Filed under: Car Buying , Audi , Ford , Honda , Hyundai , Toyota , Design/Style The 2013 Ford Fusion is probably the latest, greatest example of a completely redesigned car that has evoked widespread calls of “Look at that!” Above its buzzworthy looks, though, Ford will be concerned about how the 2013 Fusion sells and by how much – if at all – it beats sales of the previous version. Cars.com has run the sales numbers on 61 models that have been redesigned in the past four years, ranking them as Winners, Underperformers and Losers depending on how a new-generation model is selling compared to the one it replaces. The rankings are sorted by sales class – small, medium and large sellers – so that the success of a niche sports car is weighted differently than the success of a popular midsize car. Compared to a four-year sales average for redesigned cars in each class, Winners were those who outsold the average, Underperformers didn’t make the average but did outperform the previous year’s (hence, the previous car’s) sales, while Losers couldn’t do any better anywhere. Among the most recently introduced winners were the Toyota Camry and the Honda CR-V . The Camry beat the Four-Year Category Average Redesign Increase for large sellers by 2.2 percent, the CR-V managed 0.2 percent. Underperformers included the Audi A6 / S6 which, even though it has outsold the previous generation by 58 percent, still isn’t getting near the small seller category average of 79.2 percent. The new Hyundai Accent is also considered an underperformer, the new model boosting sales by 5.5 percent – nowhere near the 61.5 percent of the medium seller category average. The only Loser listed in the chart is the Honda Civic , taking one last thrashing before the “honed” 2013 redesign gets a chance to right the ship. As for that Fusion, the 2013 model has strong numbers to follow: the 2010 Fusion was a huge winner, putting up a 55.1-percent increase in the large seller category, beating the average by 33 percent.

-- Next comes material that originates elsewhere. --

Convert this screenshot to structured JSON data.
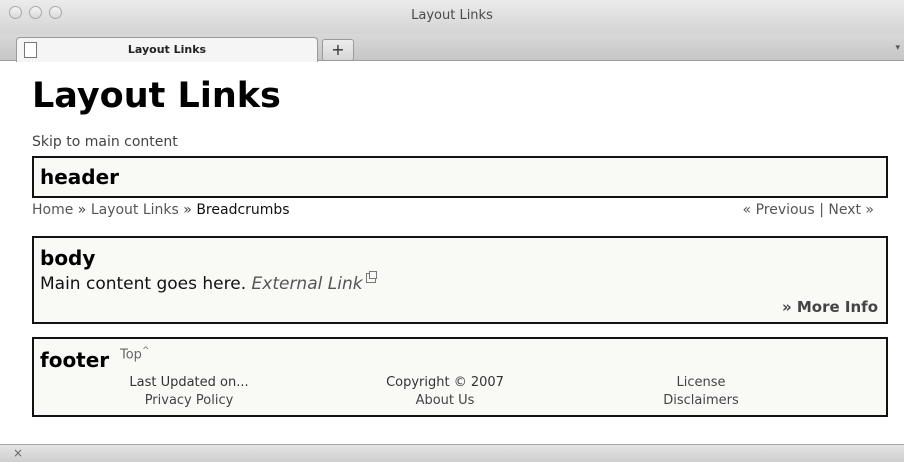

Filed under: Car Buying , Budget , Sedan , Hatchback , Chevrolet , Honda , Hyundai , Nissan , Toyota Consumer Reports has just wrapped up an evaluation of subcompact sedans, and the Kia Rio EX has rolled out ahead of the class. The four-door beat out its corporate clone, the Hyundai Accent and the Chevrolet Sonic to take the top spot. Evaluators pointed to the sharp handling and well-optioned interior in the Rio as reasons for the vehicle’s win. The newly redesigned Nissan Versa and unloved Toyota Yaris filled out the top five sedans. And what of the baby hatchbacks? CR once again credited the Honda Fit as leader of the pack, followed closely by the Versa Hatchback and Rio Hatchback. The organization found fault with the base Chevrolet Sonic’s fuel economy, and found the turbocharged LTZ model to be too expensive. Evaluators also felt the Sonic Turbo “didn’t live up to its sporty aspirations.” We’ll politely agree to disagree on that one. All of the vehicles in the evaluation are either too new or scored too low in CR evaluations to earn a coveted Recommended rating. Hit the jump for a look at the full press release and debate amongst yourselves in Comments.